What you have to do: Write the entries out again. Each one must match exactly.

Excerpts from an interface dataset:
▬▬▬

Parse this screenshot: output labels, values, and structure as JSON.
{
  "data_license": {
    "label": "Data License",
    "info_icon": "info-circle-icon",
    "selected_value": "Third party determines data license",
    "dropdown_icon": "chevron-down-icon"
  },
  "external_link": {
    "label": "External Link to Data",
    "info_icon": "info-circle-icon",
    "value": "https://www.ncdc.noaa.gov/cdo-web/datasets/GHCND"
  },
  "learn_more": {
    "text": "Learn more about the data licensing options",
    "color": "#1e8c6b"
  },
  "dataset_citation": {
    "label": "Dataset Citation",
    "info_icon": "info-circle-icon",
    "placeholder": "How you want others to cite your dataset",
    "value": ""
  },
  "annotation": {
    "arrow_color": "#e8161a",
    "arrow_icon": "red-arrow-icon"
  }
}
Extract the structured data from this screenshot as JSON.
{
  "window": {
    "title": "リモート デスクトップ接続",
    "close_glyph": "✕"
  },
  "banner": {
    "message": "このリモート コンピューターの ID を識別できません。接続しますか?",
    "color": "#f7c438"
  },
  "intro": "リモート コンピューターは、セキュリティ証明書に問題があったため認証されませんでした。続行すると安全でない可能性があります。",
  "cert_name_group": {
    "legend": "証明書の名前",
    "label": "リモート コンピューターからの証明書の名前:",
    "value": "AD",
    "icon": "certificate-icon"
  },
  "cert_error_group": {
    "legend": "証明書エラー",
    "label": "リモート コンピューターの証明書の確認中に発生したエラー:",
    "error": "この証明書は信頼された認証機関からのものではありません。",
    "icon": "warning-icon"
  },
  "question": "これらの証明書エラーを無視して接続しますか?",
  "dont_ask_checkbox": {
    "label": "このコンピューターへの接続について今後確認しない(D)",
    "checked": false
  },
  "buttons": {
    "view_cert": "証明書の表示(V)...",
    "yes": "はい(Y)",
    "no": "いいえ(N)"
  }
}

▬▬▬

Solved exercise:
Parse this screenshot: output labels, values, and structure as JSON.
{
  "data_license": {
    "label": "Data License",
    "info_icon": "info-circle-icon",
    "selected_value": "Third party determines data license",
    "dropdown_icon": "chevron-down-icon"
  },
  "external_link": {
    "label": "External Link to Data",
    "info_icon": "info-circle-icon",
    "value": "https://www.ncdc.noaa.gov/cdo-web/datasets/GHCND"
  },
  "learn_more": {
    "text": "Learn more about the data licensing options",
    "color": "#1e8c6b"
  },
  "dataset_citation": {
    "label": "Dataset Citation",
    "info_icon": "info-circle-icon",
    "placeholder": "How you want others to cite your dataset",
    "value": ""
  },
  "annotation": {
    "arrow_color": "#e8161a",
    "arrow_icon": "red-arrow-icon"
  }
}
Extract the structured data from this screenshot as JSON.
{
  "window": {
    "title": "リモート デスクトップ接続",
    "close_glyph": "✕"
  },
  "banner": {
    "message": "このリモート コンピューターの ID を識別できません。接続しますか?",
    "color": "#f7c438"
  },
  "intro": "リモート コンピューターは、セキュリティ証明書に問題があったため認証されませんでした。続行すると安全でない可能性があります。",
  "cert_name_group": {
    "legend": "証明書の名前",
    "label": "リモート コンピューターからの証明書の名前:",
    "value": "AD",
    "icon": "certificate-icon"
  },
  "cert_error_group": {
    "legend": "証明書エラー",
    "label": "リモート コンピューターの証明書の確認中に発生したエラー:",
    "error": "この証明書は信頼された認証機関からのものではありません。",
    "icon": "warning-icon"
  },
  "question": "これらの証明書エラーを無視して接続しますか?",
  "dont_ask_checkbox": {
    "label": "このコンピューターへの接続について今後確認しない(D)",
    "checked": false
  },
  "buttons": {
    "view_cert": "証明書の表示(V)...",
    "yes": "はい(Y)",
    "no": "いいえ(N)"
  }
}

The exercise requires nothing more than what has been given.